Even with the passage of decades, it is difficult to compile a reasonably certain account of Mr. Angleton's espionage successes, which remain classified. For instance, by one account he was instrumental in obtaining, the text of Nikita S. Khrushchev's secret denunciation of Stalin in 1956.
He was also said to have been deeply involved in the unmasking of Kim Philby, the British double agent. Others say that for a time, at least, Mr. Angleton was deceived by Mr. Philby a man who had come to be his friend.
James Jesus Angleton was born in 1917, the year of the Russian Revolution, in Boise, Idaho. His father worked for the National Cash Register Company in Italy, and James Angleton spent summers in Italy while attending Malvern College in England. In 1937, he entered Yale University, where he roomed with E. Reed Whittemore Jr., the poet. The two founded a literary magazine, reflecting what would be Mr. Angleton's lifelong interest in the letters. His favorite poets, friends say, were T.S. Eliot and E.E. Cummings, and in Washington he was often found at lectures on the writings of James Joyce.

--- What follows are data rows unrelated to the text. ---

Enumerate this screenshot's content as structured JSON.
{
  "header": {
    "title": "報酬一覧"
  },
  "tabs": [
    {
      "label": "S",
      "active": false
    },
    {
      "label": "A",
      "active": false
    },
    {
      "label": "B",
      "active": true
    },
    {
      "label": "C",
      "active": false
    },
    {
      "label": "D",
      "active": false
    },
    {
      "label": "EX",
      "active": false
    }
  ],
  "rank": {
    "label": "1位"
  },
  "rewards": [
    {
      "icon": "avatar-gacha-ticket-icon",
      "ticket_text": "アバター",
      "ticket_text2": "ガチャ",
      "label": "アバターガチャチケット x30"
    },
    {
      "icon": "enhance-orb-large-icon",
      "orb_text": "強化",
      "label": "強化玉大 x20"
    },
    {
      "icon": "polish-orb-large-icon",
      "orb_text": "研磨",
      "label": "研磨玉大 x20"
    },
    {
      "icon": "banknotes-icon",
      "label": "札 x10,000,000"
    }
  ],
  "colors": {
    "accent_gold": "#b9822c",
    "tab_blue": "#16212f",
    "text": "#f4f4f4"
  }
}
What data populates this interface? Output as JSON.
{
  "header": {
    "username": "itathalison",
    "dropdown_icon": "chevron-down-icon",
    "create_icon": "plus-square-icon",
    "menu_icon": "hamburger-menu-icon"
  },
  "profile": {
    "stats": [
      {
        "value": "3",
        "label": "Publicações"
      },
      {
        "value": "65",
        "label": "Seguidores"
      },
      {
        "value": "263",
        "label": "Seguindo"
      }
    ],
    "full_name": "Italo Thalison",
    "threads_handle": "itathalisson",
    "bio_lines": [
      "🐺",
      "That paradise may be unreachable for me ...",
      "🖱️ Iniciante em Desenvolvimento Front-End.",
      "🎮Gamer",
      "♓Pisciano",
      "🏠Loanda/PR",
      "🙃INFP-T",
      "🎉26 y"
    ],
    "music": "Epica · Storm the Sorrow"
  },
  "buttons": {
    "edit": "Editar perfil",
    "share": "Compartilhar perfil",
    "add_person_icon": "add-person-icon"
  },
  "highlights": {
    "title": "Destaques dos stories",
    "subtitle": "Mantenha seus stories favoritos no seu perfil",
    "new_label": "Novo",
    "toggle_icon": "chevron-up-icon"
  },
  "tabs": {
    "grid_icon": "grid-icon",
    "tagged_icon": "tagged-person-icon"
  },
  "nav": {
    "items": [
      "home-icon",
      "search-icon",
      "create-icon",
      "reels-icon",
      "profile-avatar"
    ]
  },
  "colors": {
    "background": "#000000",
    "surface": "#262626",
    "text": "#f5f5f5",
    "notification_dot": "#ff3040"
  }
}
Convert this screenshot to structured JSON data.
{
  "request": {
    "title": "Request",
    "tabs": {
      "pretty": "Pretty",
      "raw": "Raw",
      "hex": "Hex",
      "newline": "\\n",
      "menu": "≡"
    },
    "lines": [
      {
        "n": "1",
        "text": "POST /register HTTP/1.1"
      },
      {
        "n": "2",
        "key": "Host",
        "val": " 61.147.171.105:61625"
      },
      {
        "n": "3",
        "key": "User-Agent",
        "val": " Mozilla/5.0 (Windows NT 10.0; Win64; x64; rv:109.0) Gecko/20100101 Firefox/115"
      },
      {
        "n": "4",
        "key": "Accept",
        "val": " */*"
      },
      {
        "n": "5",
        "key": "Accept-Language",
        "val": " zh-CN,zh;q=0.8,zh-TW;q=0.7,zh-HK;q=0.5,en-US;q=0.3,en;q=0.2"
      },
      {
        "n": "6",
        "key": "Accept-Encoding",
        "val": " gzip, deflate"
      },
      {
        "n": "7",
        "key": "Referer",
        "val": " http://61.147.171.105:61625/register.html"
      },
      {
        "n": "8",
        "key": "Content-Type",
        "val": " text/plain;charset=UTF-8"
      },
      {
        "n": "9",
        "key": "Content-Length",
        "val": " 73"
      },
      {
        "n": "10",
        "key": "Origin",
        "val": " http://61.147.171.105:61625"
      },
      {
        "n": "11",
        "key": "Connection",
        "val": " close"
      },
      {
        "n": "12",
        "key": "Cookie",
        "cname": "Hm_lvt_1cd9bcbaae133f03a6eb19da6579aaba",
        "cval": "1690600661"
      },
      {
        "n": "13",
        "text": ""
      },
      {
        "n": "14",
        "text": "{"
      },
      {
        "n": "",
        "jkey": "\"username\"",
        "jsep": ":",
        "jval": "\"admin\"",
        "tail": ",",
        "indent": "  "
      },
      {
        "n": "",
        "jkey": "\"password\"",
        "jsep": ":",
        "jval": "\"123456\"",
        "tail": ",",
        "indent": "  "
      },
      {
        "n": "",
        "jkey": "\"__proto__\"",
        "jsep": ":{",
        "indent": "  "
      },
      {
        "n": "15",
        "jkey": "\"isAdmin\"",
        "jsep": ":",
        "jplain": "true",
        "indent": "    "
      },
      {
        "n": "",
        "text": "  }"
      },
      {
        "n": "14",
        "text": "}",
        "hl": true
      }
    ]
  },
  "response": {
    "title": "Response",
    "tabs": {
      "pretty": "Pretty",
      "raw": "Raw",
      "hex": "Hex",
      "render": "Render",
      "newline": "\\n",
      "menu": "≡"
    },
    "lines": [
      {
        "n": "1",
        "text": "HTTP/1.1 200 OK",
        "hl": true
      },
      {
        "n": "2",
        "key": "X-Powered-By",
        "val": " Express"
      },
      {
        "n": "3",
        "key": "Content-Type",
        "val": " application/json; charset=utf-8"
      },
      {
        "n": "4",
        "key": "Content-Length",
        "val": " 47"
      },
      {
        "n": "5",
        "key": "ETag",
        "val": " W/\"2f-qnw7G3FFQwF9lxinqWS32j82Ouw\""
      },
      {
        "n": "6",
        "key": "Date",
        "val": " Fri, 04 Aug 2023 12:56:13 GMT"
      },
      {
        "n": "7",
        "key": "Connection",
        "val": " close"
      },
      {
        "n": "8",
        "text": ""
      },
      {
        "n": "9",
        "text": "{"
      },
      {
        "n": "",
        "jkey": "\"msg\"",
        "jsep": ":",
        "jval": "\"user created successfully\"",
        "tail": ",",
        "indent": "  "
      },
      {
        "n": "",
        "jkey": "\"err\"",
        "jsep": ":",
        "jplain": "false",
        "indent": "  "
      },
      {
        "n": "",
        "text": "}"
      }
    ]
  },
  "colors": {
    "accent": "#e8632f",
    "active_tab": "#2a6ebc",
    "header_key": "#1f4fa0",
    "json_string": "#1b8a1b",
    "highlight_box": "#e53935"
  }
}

Two years after being graduated from Yale, he was recruited by a professor into the Office of Strategic Services, the World War II intelligence agency and forerunner to the C.I.A.
Senator Malcolm Wallop, a Wyoming Republican who was a strong defender of Mr. Angleton, said in a statement today: ''James Angleton lived long enough to serve his country before, during and after World war II. He was the architect of the best counterintelligence the United States ever had. In the mid-1970's, Angleton went out of fashion, but he lived long enough to see time and events vindicate him and show how little his accusers understood of the difficult and inherently thankless business of counterintelligence.''
In World War II Mr. Angleton directed agents working against Nazi Germany. In 1944 he traveled to Rome where he worked on operations aimed at the Italian Fascist intelligence service. After the war, he worked closely with Italian counterintelligence to uncover reams of data about Soviet operations.
When he returned to the United States, he began to specialize in studying the K.G.B. Mr. Angleton built huge files on the espionage operations of the Russians, and was authorized in 1954 by Allen W. Dulles, then the director of agency, to set up its first counterintelligence staff.
In 1975 Mr. Angleton was awarded the C.I.A.'s highest award, the Distinguished Intelligence Medal.
Mr. Angleton has been sharply criticized in recent years in the memoirs of some intelligence officials, including Adm. Stansfield Turner, the director of Central Intelligence under President Carter. Admiral Turner wrote that he had got Congress to appropriate money to compensate officers whose careers had been ruined because they had come under the suspicion of Mr. Angleton.
But his staff of counterintelligence operatives were quick to defend him and his methods to reporters and others.
''He was truly a Renaissance man, '' said N. Scott Miler, the chief of operations under Mr. Angleton. ''He had a remarkable amount of knowledge about world events, art, literature. most remarkable people I have ever known.''
Mr. Angleton is survived by his wife, Cicely d'Autremont; a son, James Charles Angleton, of Los Angeles, and two daughters, Guru Sangat Kaur, of Great Falls, Va., and Lucy d'Autremont Angleton, of New Mexico. He also leaves a brother, Hugh Angleton of Boise, and two sisters, Carmen Mercedes Angleton of Rome and Delores Guarnieri of Florence, Italy.